The late, great Etheridge Knight recites his poem in this “archival remix” by Daniel Cantagallo, whose work I stumbled across on Vimeo the other night. Here’s the informative description:
It is hard to make a poem in prison, but Etheridge Knight fashioned many, and grateful he did. Born in Corinth, Mississippi, Knight was a Korean War vet who became a drug addict. Eventually put away for armed robbery, he renounced anger and committed his life to poetry while behind bars. His first volume of “Poems from Prison”, cemented his status in the Black Arts movement, and coincided with his release in 1968.
Reading is from Etheridge Knight and footage from 1966 CBS Report, “Men In Cages.”
The link goes to a lecture on Knight by Terrance Hayes.
I was fortunate enough to attend a reading by Etheridge Knight many years ago in the intimate setting of Penn State’s Rare Books Room, which had an impressive collection of books and chapbooks from the Black Arts Movement.

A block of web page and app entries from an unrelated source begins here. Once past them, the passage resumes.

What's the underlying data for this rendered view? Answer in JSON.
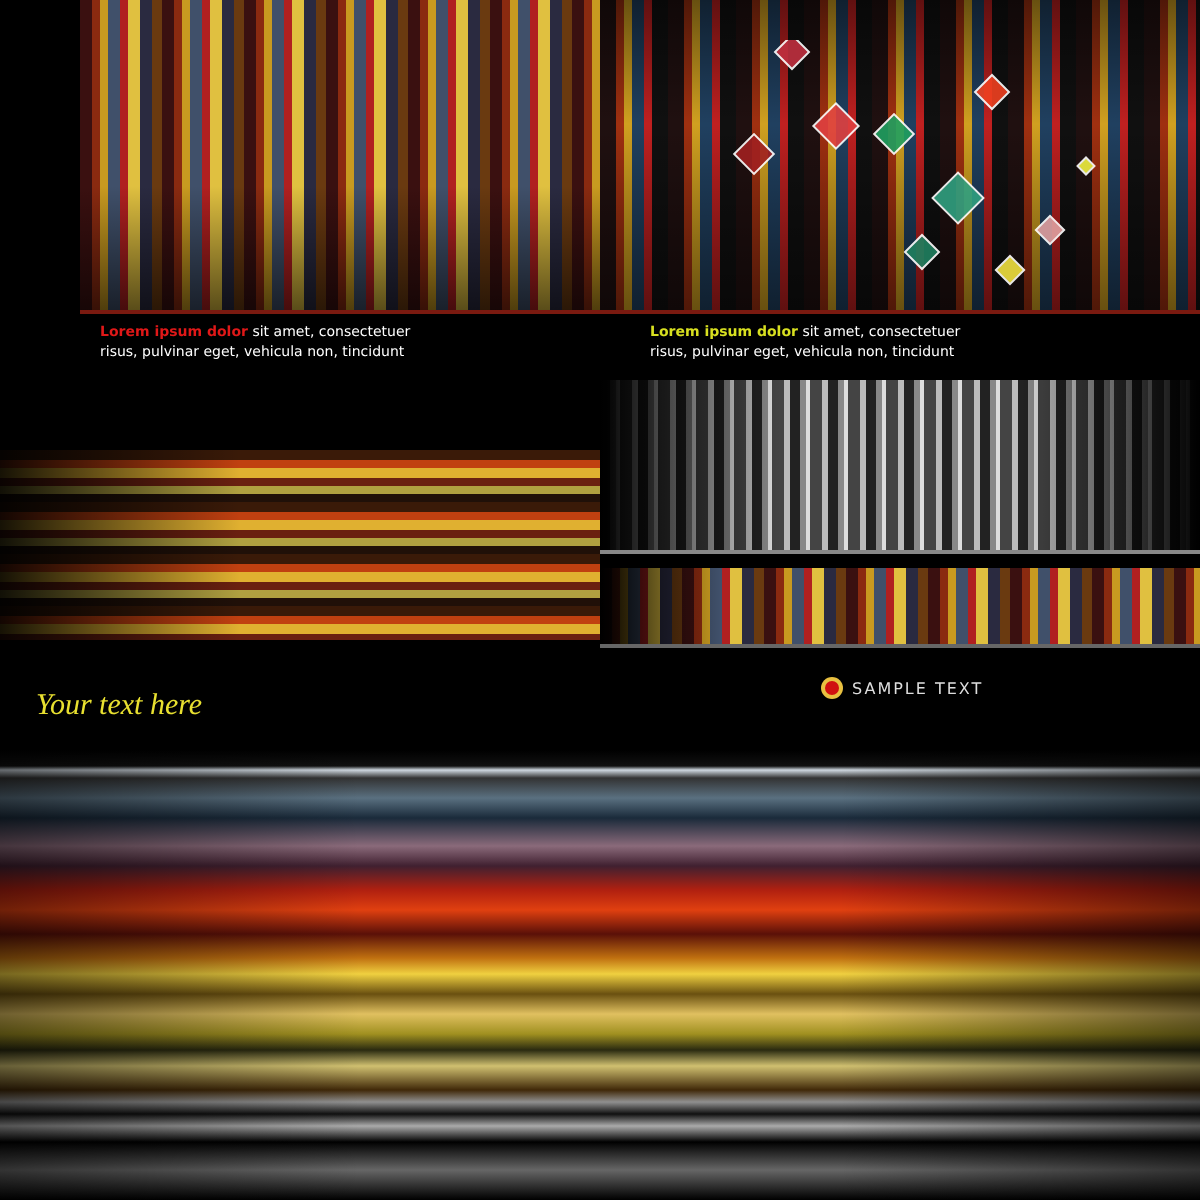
{
  "cards": [
    {
      "lead": "Lorem ipsum dolor",
      "color": "#e01818",
      "body": "sit amet, consectetuer",
      "body_line2": "risus, pulvinar eget, vehicula non, tincidunt"
    },
    {
      "lead": "Lorem ipsum dolor",
      "color": "#d8e020",
      "body": "sit amet, consectetuer",
      "body_line2": "risus, pulvinar eget, vehicula non, tincidunt"
    }
  ],
  "script_caption": "Your text here",
  "sample_label": "SAMPLE TEXT"
}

Knight’s reading and commentary was a crash course in the dirty dozens and the African American oral poems known as toasts, and dovetailed with my then-intense interest in the blues. Which is a long-winded way of saying I had a lot of aha moments that afternoon.

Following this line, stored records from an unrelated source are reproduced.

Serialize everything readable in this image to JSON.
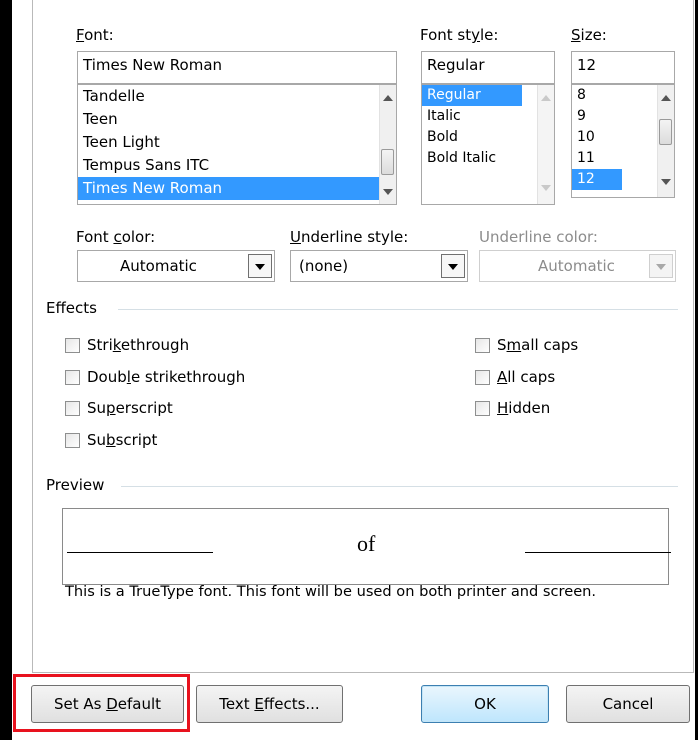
{
  "font": {
    "label": "Font:",
    "value": "Times New Roman",
    "items": [
      "Tandelle",
      "Teen",
      "Teen Light",
      "Tempus Sans ITC",
      "Times New Roman"
    ],
    "selected_index": 4
  },
  "font_style": {
    "label": "Font style:",
    "value": "Regular",
    "items": [
      "Regular",
      "Italic",
      "Bold",
      "Bold Italic"
    ],
    "selected_index": 0
  },
  "size": {
    "label": "Size:",
    "value": "12",
    "items": [
      "8",
      "9",
      "10",
      "11",
      "12"
    ],
    "selected_index": 4
  },
  "font_color": {
    "label": "Font color:",
    "value": "Automatic"
  },
  "underline_style": {
    "label": "Underline style:",
    "value": "(none)"
  },
  "underline_color": {
    "label": "Underline color:",
    "value": "Automatic",
    "disabled": true
  },
  "effects": {
    "title": "Effects",
    "left": [
      "Strikethrough",
      "Double strikethrough",
      "Superscript",
      "Subscript"
    ],
    "right": [
      "Small caps",
      "All caps",
      "Hidden"
    ]
  },
  "preview": {
    "title": "Preview",
    "sample_text": "of",
    "note": "This is a TrueType font. This font will be used on both printer and screen."
  },
  "buttons": {
    "set_as_default": "Set As Default",
    "text_effects": "Text Effects...",
    "ok": "OK",
    "cancel": "Cancel"
  },
  "colors": {
    "selection": "#3399ff",
    "highlight_box": "#e8121e",
    "default_button_border": "#3c7fb1"
  },
  "icons": {
    "scroll_up": "chevron-up-icon",
    "scroll_down": "chevron-down-icon",
    "dropdown": "dropdown-arrow-icon"
  }
}
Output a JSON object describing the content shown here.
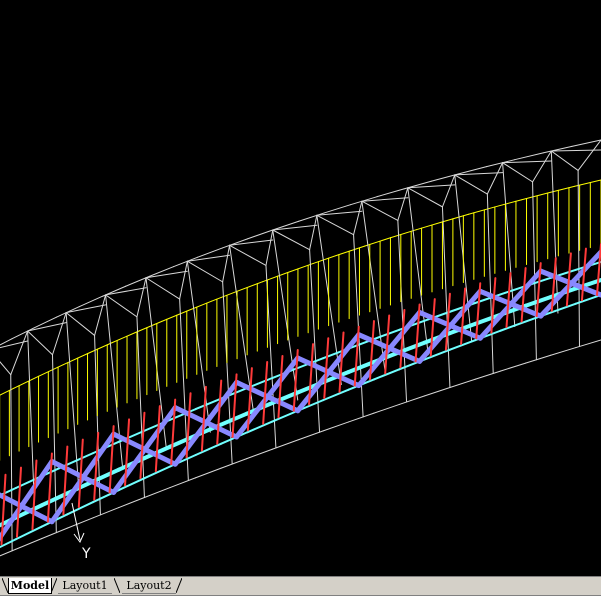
{
  "canvas": {
    "background": "#000000",
    "colors": {
      "frame": "#d8d8d8",
      "hangers": "#ffff00",
      "deck": "#70ffff",
      "beams": "#ff3a3a",
      "bracing": "#8888ff",
      "ucs": "#ffffff"
    }
  },
  "ucs": {
    "axis_label": "Y"
  },
  "tabs": [
    {
      "label": "Model",
      "active": true
    },
    {
      "label": "Layout1",
      "active": false
    },
    {
      "label": "Layout2",
      "active": false
    }
  ]
}
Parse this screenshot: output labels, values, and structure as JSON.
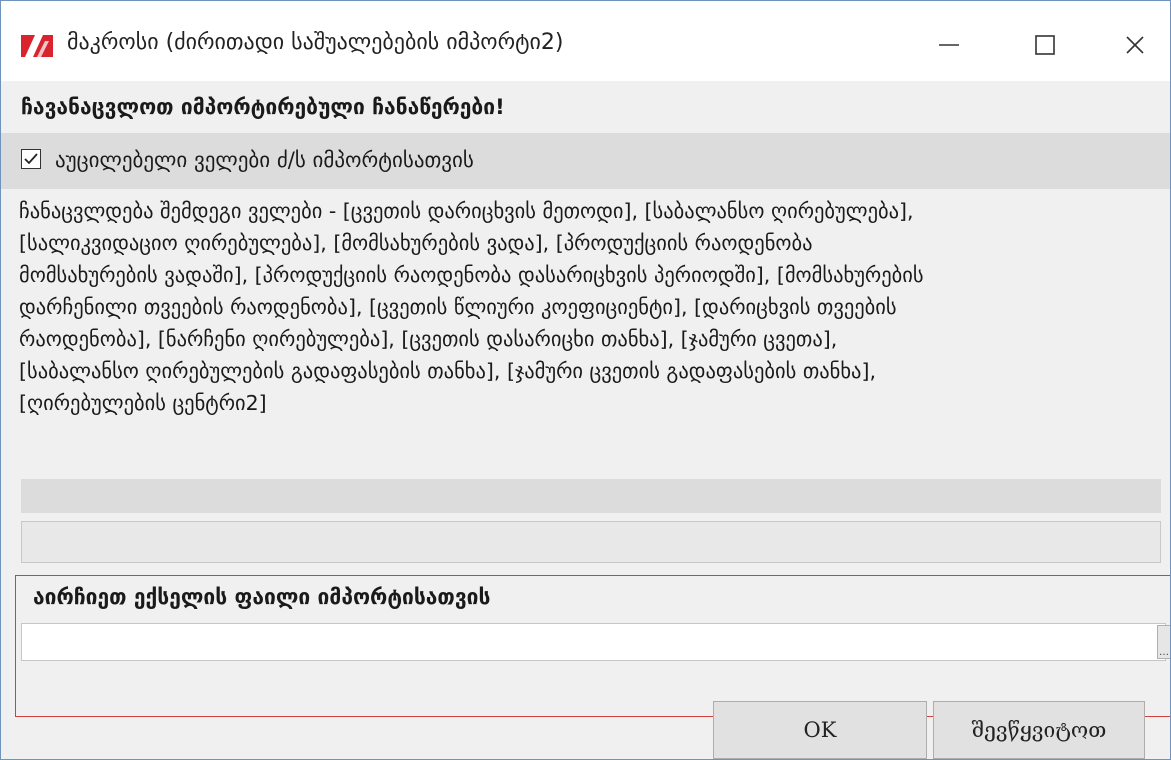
{
  "window": {
    "title": "მაკროსი (ძირითადი საშუალებების იმპორტი2)"
  },
  "header": {
    "text": "ჩავანაცვლოთ იმპორტირებული ჩანაწერები!"
  },
  "required_fields": {
    "checked": true,
    "label": "აუცილებელი ველები ძ/ს იმპორტისათვის"
  },
  "description": {
    "lines": [
      "ჩანაცვლდება შემდეგი ველები - [ცვეთის დარიცხვის მეთოდი], [საბალანსო ღირებულება],",
      "[სალიკვიდაციო ღირებულება], [მომსახურების ვადა], [პროდუქციის რაოდენობა",
      "მომსახურების ვადაში], [პროდუქციის რაოდენობა დასარიცხვის პერიოდში], [მომსახურების",
      "დარჩენილი თვეების რაოდენობა], [ცვეთის წლიური კოეფიციენტი], [დარიცხვის თვეების",
      "რაოდენობა], [ნარჩენი ღირებულება], [ცვეთის დასარიცხი თანხა], [ჯამური ცვეთა],",
      "[საბალანსო ღირებულების გადაფასების თანხა], [ჯამური ცვეთის გადაფასების თანხა],",
      "[ღირებულების ცენტრი2]"
    ]
  },
  "file_select": {
    "label": "აირჩიეთ ექსელის ფაილი იმპორტისათვის",
    "value": ""
  },
  "buttons": {
    "ok": "OK",
    "cancel": "შევწყვიტოთ"
  },
  "colors": {
    "accent_border": "#d04040",
    "window_border": "#6f93bd",
    "icon_red": "#d9232e"
  }
}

Back in 2012, we held our first-ever event. It was at St Kevins Arcade, overlooking the city. We sat on worn wooden chairs and talked about why we hadn’t left Auckland. Tiny Ruins sang, and Hera Lindsay Bird read from a crumpled piece of paper.
The poem she read that Friday night was Children are the Orgasm of the World. It was unexpected and electric, with the kind of deliciously awkward humour that moms of the future would surely have. We loved it.
Four years on, Hera’s launching her long-anticipated debut collection of poetry, Hera Lindsay Bird, and we’re excited to be celebrating the ocassion with a video of that first poem we heard (animated by Frances Haszard, who also illustrated our remarkable Mint Chicks oral history vid).
(Hat-tip: David Graham at the V-V Talk group on Facebook.)
From dawn to nightfall, the sky reflects a couple’s relationship.
(don’t forget to look for the face in the clouds)
A recent addition to Lucy English‘s Book of Hours project, this time by her collaborator at Liberated Words, Sarah Tremlett, who’s credited as photographer and director, with James Symonds as editor and music by Kevin MacLeod.
Update (30 March 2018)
Sarah sent along these process notes:
Lucy and I had two separate ideas in parallel. In terms of the visuals – I get up early and noticed the dramatic colours playing out in the winter sky. Actually a mystical orange glow appeared through the window one morning! I wanted to capture the sky at brief intervals from dawn to dusk (with a history as a painter always fascinated by changing patterns of light) and spent a day doing so. Lucy then mentioned she had a new poem – Mr Sky – which was one of those wonderful coincidences. I like to work from nature or live footage where possible and you can wait a long time for the right image to turn up, or just be too preoccupied to see it … and then you need just the right poem and soundscape!